Post Tenebras Lux
3. There's strange, kinky sex in it.
"Post Tenebras Lux" jumps around in time without explanation and with little linearity. And yet it's not quite "dreamy" either. One moment you’re in one scene and in another you’re elsewhere, and it can be disorienting. The children are shown as much older in some scenes of the film, but most of the time they're toddlers. Sex, or lack of it, is discussed often throughout, and then 'PTL' seemingly jumps forward to a time when the husband and wife -- Juan (Adolfo Jiménez Castro) and Nathalia (Nathalia Acevedo) -- are seemingly experimenting with sex. In a large, labyrinth-like steam room/sex dungeon with dozens of people, the wife is laid down and fucked by strangers while a naked older lady holds her to her breast in a Pietà-like pose and comforts her while her husband and others look on. Depending on your kinky proclivities it's either strangely hot (fetishists may enjoy) or just deeply unsettling. No judging!

Post Tenebras Lux
4. It's visually stunning and gorgeous to look at.
Reygadas began "Silent Light" with an unbelievably radiant shot: a tree in the middle of a field as the sunrise begins to bloom. Simple, a long shot that slowly unfolds over several minutes, but hypnotic and achingly beautiful. "Post Tenebras Lux," which translates into "light after darkness" also begins with a stunning, jaw-droppingly gorgeous opening sequence. In a toddler's dream, she is playing in a field by herself surrounded by their many dogs and also a pack of cows while lightning streaks across the sky and thunderclaps boom ominously in the background. Shot at the end of the magic hour, the light is magical and haunting; these dark pinks, blues and purples mutate with every spectrum of their respective section of the color wheel until it goes dark, and the scene -- a child left alone after dusk -- becomes disturbing (much of which you can see in one haunting version of the trailer below). Throughout, "Post Tenebras Lux," shot by DP Alexis Zabe ("Silent Light," Harmony Korine's short's "Umshini Wam" and "Snowballs"), is alluringly lensed, and we’ve barely talked about the shimmering POV shots (that might be evil’s distorted perspective).

Post Tenebras Lux
5. It will swirl around in your head for days.
As you can probably surmise, “Post Tenebras Lux” is a head-scratcher.
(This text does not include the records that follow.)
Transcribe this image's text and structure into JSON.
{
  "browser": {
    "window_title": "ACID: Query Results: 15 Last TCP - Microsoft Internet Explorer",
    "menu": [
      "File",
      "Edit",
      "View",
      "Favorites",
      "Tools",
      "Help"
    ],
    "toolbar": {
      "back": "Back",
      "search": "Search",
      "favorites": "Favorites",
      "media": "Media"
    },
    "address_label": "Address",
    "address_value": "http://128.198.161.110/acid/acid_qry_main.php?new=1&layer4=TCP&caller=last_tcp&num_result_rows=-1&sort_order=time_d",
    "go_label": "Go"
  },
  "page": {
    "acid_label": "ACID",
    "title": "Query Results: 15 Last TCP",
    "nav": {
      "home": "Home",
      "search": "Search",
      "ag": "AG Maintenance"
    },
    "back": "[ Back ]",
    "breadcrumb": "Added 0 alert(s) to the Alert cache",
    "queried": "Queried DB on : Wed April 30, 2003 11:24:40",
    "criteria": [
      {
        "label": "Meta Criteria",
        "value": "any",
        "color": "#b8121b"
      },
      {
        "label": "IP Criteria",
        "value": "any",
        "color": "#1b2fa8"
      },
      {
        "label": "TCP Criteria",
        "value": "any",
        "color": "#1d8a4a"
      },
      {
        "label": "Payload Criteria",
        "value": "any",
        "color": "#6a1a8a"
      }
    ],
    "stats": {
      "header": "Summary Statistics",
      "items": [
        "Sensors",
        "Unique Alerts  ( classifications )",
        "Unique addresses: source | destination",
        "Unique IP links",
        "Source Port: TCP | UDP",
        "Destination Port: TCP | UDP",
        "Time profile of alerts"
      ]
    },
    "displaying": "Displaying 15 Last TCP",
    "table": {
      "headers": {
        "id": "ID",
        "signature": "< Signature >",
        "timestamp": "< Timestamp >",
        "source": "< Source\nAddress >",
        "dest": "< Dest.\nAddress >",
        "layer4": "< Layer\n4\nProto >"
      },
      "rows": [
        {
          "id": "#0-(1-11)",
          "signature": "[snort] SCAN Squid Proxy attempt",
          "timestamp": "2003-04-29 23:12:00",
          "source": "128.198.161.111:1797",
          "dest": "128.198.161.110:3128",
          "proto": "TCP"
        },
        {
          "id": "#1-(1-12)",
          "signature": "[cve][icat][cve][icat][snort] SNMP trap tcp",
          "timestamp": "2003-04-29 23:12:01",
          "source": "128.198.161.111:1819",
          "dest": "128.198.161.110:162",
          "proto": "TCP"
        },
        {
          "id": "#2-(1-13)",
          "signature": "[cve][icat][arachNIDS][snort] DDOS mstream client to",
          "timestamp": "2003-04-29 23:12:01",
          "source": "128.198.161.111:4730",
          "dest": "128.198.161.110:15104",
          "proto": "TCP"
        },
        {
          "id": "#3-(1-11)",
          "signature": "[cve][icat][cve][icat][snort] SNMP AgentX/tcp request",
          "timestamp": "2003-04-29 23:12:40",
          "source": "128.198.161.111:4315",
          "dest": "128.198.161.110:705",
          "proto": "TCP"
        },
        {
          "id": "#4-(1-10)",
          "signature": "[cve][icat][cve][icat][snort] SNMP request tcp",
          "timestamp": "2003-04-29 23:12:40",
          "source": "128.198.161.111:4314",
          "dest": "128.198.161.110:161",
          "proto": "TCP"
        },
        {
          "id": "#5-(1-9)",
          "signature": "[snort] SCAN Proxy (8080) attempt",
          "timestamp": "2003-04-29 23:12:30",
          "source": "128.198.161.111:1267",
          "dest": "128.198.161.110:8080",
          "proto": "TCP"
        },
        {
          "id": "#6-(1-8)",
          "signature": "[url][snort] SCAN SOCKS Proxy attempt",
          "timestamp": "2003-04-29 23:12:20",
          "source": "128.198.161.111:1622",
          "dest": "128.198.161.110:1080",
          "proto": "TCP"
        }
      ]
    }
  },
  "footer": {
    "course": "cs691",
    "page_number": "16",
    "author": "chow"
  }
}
It’s opaque and mysterious, but also mesmerizing and engagingly oblique, and as our review put it, “singularly strange.” "Post Tenebras Lux" isn't for everyone, but there's nothing really like it out there. It's bewildering to the point of being utterly fascinating even though it's off-putting at times (which is a bit of the Reygadas m.o.). The curious and adventurous, fans of things like "The Tree Of Life," "Holy Motors," "Uncle Boonmee Who Can Recall His Past Lives" and "Upstream Color" should definitely give it a shot. As difficult as it can be, it's memorable, near unforgettable and worth experiencing.

“Post Tenebras Lux” opens in limited release today.

This article is related to: Post Tenebras Lux , Carlos Reygadas, Cannes Film Festival, Features, Feature


The Playlist

The obsessives' guide to contemporary cinema via film discussion, news, reviews, features, nostalgia, movie music, soundtracks, DVDs and more.


E-Mail Updates